Birding Area: Green Island Wildlife Management Area, Jackson County

by Eric Ollie and Tony Moline
County Map

Green Island WMAIn our estimation Green Island Wildlife Management Area (WMA) is one of the elite birding locations in the state of Iowa, right alongside more well-known places such as Yellow River State Forest, Shimek State Forest, and Lacey-Keosauqua State Park. It is located in Jackson County between Bellevue and Sabula, along the Mississippi River (Figures 1 and 2). It seems that it is still a relatively unheralded and unknown birding location for most Iowa birders and deserves much more recognition.

Green Island WMA is a 4,064-acre complex of wetlands (50%), uplands (25%), and timber (25%) tucked within the beautiful forested bluffs of the Mississippi River. It is surrounded and sectioned by a system of levees, used by the Iowa Department of Natural Resources (DNR) to manage the habitat, separating the area from the Mississippi River on its northeast and the Maquoketa River on its northwest.

Nesting species include Common Gallinule, Least Bittern, Prothonotary Warbler, and occasionally King Rail (Figure 3). During migration Green Island is filled to the brim with waterfowl, shorebirds, warblers, and much more. In the winter it is one of the most reliable public properties in the state to view Golden Eagles and a great place to find Bald Eagles, hawks, and other raptors. As of June 2020, the eBird list for Green Island showed 259 species. There are likely additional species that have not been recorded in eBird yet. For the most recent information go to: There is an option to select a “Printable Checklist” for the Green Island Area.

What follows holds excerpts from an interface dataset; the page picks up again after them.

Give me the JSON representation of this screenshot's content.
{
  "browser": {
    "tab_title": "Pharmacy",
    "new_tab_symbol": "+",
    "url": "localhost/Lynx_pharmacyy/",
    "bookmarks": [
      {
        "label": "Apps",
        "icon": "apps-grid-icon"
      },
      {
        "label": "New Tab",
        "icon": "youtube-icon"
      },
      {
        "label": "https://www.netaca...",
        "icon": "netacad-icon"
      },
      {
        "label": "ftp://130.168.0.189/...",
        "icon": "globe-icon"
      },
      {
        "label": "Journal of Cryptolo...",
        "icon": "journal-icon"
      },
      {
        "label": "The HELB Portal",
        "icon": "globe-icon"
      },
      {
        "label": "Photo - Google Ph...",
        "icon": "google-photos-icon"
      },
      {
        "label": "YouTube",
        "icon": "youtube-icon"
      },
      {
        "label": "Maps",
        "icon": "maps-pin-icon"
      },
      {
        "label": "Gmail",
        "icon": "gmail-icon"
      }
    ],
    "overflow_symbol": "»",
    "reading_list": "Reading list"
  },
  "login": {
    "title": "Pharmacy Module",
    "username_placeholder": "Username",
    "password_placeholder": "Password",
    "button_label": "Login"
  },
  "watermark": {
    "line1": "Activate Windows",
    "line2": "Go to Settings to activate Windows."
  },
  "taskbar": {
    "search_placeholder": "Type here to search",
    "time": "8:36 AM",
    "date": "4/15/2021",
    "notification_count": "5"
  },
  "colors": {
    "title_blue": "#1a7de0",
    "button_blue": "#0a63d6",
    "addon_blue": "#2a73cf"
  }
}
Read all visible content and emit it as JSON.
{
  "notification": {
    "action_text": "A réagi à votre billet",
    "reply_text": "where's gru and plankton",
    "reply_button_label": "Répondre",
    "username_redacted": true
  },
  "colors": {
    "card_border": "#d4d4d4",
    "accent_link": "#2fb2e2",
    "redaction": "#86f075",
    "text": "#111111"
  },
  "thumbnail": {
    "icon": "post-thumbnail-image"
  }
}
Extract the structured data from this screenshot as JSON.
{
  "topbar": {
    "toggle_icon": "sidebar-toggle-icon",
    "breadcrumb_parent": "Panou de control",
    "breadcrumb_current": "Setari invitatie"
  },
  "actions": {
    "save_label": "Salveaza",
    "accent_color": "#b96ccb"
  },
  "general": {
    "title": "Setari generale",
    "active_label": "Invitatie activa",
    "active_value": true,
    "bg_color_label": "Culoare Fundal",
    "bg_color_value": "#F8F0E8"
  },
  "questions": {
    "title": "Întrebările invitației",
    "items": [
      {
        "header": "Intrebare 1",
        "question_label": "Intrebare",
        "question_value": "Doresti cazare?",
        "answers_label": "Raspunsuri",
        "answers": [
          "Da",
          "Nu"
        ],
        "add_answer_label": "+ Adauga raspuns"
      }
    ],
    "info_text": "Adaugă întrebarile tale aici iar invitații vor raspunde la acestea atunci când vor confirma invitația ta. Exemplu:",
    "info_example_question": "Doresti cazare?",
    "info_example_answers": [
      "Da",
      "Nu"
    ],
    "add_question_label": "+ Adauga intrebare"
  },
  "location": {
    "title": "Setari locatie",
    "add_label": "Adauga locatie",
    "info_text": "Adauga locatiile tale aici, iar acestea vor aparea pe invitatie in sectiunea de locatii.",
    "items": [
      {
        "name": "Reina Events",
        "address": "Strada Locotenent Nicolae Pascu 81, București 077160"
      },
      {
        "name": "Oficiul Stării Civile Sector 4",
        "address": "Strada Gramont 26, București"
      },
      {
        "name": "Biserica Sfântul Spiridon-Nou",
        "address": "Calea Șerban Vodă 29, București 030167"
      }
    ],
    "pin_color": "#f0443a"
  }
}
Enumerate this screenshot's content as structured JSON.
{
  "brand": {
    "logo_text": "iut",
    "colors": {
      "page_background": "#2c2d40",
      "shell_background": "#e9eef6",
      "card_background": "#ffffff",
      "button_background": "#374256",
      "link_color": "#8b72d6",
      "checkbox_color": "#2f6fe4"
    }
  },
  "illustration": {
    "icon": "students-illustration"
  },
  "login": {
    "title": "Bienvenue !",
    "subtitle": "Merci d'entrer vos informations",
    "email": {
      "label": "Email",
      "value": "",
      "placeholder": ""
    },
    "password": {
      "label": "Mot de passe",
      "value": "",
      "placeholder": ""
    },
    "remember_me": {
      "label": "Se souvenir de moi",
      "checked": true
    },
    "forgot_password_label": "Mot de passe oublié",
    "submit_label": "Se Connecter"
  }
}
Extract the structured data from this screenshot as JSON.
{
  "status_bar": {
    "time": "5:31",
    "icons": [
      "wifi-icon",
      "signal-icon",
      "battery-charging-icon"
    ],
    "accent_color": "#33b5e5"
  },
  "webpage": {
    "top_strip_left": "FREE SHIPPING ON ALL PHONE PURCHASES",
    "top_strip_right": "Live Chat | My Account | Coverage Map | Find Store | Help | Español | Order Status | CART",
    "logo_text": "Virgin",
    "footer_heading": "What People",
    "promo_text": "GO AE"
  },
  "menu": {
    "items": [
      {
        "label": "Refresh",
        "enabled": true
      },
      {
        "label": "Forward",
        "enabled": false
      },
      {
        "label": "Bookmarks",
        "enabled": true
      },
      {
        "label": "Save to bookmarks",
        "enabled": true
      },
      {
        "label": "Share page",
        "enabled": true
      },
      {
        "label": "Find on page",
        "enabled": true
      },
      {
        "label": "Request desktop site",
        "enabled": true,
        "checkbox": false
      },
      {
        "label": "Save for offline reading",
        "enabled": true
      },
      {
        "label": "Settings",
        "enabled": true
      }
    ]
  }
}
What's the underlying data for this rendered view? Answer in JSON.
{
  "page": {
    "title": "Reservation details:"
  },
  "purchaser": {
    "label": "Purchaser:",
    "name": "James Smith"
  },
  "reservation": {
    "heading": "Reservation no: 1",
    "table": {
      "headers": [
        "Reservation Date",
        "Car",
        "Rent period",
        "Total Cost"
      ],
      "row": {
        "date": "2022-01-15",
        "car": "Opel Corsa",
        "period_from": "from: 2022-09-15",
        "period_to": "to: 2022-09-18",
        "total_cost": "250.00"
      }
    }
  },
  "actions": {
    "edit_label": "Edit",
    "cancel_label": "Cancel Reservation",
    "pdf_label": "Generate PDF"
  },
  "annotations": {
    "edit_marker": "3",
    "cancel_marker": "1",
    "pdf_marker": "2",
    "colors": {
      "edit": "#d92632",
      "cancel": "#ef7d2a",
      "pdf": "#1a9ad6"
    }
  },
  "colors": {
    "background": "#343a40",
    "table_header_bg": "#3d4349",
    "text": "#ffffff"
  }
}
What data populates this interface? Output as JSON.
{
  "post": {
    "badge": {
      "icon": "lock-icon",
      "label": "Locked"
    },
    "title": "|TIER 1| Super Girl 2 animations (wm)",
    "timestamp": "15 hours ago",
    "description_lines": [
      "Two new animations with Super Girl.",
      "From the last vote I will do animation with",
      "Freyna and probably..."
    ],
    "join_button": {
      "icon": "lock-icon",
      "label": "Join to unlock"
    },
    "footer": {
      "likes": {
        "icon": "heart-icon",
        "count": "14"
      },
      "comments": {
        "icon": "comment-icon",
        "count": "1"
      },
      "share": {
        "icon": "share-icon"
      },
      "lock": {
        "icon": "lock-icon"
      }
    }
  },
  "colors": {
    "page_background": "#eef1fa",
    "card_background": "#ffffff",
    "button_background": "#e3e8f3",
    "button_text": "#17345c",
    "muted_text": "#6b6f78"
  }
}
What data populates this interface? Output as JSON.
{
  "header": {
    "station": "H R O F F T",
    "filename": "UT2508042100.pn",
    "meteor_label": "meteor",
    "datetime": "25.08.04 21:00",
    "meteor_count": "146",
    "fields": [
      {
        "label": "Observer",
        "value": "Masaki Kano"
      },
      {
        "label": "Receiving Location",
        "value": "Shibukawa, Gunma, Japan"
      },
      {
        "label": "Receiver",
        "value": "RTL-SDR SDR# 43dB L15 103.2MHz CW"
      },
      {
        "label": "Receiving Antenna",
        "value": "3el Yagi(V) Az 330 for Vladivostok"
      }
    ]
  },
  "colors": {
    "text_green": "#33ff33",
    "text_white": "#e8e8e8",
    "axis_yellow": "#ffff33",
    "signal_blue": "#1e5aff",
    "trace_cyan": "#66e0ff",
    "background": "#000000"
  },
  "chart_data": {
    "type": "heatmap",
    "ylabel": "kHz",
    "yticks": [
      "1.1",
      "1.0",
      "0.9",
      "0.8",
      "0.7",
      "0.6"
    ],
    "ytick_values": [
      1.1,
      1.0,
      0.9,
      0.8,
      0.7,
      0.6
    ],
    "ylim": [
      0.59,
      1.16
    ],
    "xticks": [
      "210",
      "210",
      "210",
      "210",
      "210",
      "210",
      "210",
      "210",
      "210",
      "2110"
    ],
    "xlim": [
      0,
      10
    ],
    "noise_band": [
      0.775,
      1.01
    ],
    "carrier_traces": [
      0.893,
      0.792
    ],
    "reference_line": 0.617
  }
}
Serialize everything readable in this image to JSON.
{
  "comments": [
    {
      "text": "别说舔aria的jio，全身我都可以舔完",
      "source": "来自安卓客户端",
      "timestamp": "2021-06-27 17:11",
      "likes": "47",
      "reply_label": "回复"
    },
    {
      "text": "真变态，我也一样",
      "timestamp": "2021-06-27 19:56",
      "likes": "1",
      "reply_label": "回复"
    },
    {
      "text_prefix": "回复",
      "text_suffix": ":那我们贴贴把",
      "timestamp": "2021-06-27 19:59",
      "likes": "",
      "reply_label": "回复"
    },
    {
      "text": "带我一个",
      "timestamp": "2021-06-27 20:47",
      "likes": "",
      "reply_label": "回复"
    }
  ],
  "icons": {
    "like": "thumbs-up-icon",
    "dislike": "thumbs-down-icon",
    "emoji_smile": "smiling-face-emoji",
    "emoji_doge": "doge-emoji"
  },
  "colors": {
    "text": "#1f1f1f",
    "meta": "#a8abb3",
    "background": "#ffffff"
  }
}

The levees provide miles and miles of roads and hiking trails that give close access to the habitat to birders of all levels of experience, interest level, and mobility. Green Island is a perfect place to car bird, and most of the Green Island experience can be had from the seat of your car, but it is also an absolutely incredible nature experience to hike out to and along the rivers on the levees, where motor vehicles are prohibited. You could easily hike five, ten, or even as much as fifteen miles without treading on the same stretch of levee twice. Once out on the levees and away from the roads, you can experience some true social distancing, often without another soul within miles. You can leave civilization behind and experience peaceful solitude surrounded only by the sights and sounds of nature—truly spectacular!

The levee tops are perfectly flat, so they are not strenuous to walk, but this is a wildlife management area, not a park or recreation area, so the levees are significantly vegetated, being mowed infrequently throughout the growing season. Keep an eye out for occasional hidden chuck holes and some wild parsnip and poison ivy here and there. Be aware that ticks are likely to be encountered and take necessary precautions. This is not flip-flop territory. Hiking boots will be advantageous, along with a good sun hat and some water. The nearest public restroom is in Bellevue or Sabula. Despite the challenges, a hike is still definitely well worth the time and effort—magical!

The Green Island natural area is much larger than many may realize. A newer section on the west side of Highway 52 is primarily restored prairie and floodplain for the Maquoketa River. There are three parking lots along Highway 52 installed by the DNR for this access. A blufftop woodland habitat can be accessed from a trail behind the DNR building or from a parking area on top of the bluff on 500th Avenue. The east dike eventually connects with the Upper Mississippi River National Wildlife and Fish Refuge. The property to the north is also all part of that refuge, extending all the way up to Pleasant Creek. About midway there is an access point and parking lot on Highway 52 (look for a sign for Upper Mississippi River National Wildlife and Fish Refuge). This is a flooded forest environment with a two mile loop trail that is loaded with woodpeckers and is likely great for Yellow-crowned Night-Herons (Figure 4) but is rarely birded in summer due to oppressive numbers of mosquitoes.

Green Island WMA

It is encouraging to note that the Iowa DNR is working to purchase land to expand Green Island WMA. Despite its distance from much of Iowa, birders who decide to explore this undervisited gem will not be disappointed.

© Iowa Ornithologists' Union 2020